Paul Randal is a guide:

Challenged by the lack of budget and/or ill-place spending I’ve come to the conclusion a custom system is required for this diverse SQL Server environment.   In 2012 created a centralized database to manage the maintenance of all instances.  It is far less expensive than third-party tools.Heck getting fully licensed on some of those tools would be as expensive as my salary.

The system includes SQL Agent Jobs that collect statistics from each instance and records those in a centralized database.  Trying to keep locally created objects to a minimum only views are created in the master database under a defined schema so there is no confusion the source of the objects.  The individual dynamic management views present an overwhelming amount of information and frankly, I don’t understand all of it.

All the data collected is presented in SQL Server Reporting Services (SSRS) reports.  These reports are at the Enterprise level down to the database level.  The son_db database in the Elite system is very important so special daily reports are created  just for that server and others just as important.  Subscriptions are sent to me and others where the reports identify problems like out of space issues, missed back-ups, etc.

  1. Weekly Powershell script to scan the network for servers running SQL Server services
  2. Daily job to inventory instances
  3. Daily Job collecting maintenance information
  4. Daily Full Backups
  5. Daily Log Backups
  6. Weekly baseline collection

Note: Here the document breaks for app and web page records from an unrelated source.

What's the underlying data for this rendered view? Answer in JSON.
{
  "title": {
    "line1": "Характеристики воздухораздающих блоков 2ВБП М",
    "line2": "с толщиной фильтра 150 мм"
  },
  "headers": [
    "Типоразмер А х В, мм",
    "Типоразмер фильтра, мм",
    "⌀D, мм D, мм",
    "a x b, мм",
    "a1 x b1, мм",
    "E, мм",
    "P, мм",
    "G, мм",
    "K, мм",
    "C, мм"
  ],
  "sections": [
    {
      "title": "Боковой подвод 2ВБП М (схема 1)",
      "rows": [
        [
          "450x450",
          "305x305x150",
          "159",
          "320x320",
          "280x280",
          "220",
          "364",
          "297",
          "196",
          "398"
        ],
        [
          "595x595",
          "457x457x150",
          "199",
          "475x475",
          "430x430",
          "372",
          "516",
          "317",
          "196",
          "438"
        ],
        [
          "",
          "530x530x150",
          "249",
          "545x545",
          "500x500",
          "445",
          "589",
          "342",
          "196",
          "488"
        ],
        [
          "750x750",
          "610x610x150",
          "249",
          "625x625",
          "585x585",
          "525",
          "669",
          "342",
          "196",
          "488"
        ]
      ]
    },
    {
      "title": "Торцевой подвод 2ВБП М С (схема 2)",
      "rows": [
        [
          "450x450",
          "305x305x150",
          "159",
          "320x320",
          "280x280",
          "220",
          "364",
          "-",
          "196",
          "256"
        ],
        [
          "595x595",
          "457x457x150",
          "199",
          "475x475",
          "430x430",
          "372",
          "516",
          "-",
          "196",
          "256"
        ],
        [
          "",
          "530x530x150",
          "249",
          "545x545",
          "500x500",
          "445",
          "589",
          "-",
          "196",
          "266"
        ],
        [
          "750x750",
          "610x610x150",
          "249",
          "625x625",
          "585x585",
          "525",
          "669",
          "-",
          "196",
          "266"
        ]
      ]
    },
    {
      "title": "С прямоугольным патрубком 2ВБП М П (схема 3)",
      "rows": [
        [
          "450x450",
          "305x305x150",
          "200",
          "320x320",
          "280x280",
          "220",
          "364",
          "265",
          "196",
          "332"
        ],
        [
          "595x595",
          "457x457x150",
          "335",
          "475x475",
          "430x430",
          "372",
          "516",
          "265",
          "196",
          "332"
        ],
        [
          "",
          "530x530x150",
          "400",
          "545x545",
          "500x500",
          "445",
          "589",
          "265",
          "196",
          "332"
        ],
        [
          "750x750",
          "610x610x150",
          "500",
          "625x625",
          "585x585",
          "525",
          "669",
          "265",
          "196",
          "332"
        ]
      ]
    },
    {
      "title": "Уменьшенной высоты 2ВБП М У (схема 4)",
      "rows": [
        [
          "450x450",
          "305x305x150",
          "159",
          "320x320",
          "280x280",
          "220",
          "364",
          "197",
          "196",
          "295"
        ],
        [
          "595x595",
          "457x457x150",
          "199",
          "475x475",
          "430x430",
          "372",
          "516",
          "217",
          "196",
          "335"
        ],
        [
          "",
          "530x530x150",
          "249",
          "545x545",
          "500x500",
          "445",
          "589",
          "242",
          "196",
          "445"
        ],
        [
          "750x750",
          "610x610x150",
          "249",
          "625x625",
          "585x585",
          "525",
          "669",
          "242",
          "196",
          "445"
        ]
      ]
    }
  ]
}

I’m looking forward to building this package out and possibly adding a front-end.  I’m not much of an application developer, so that may be more than a year away.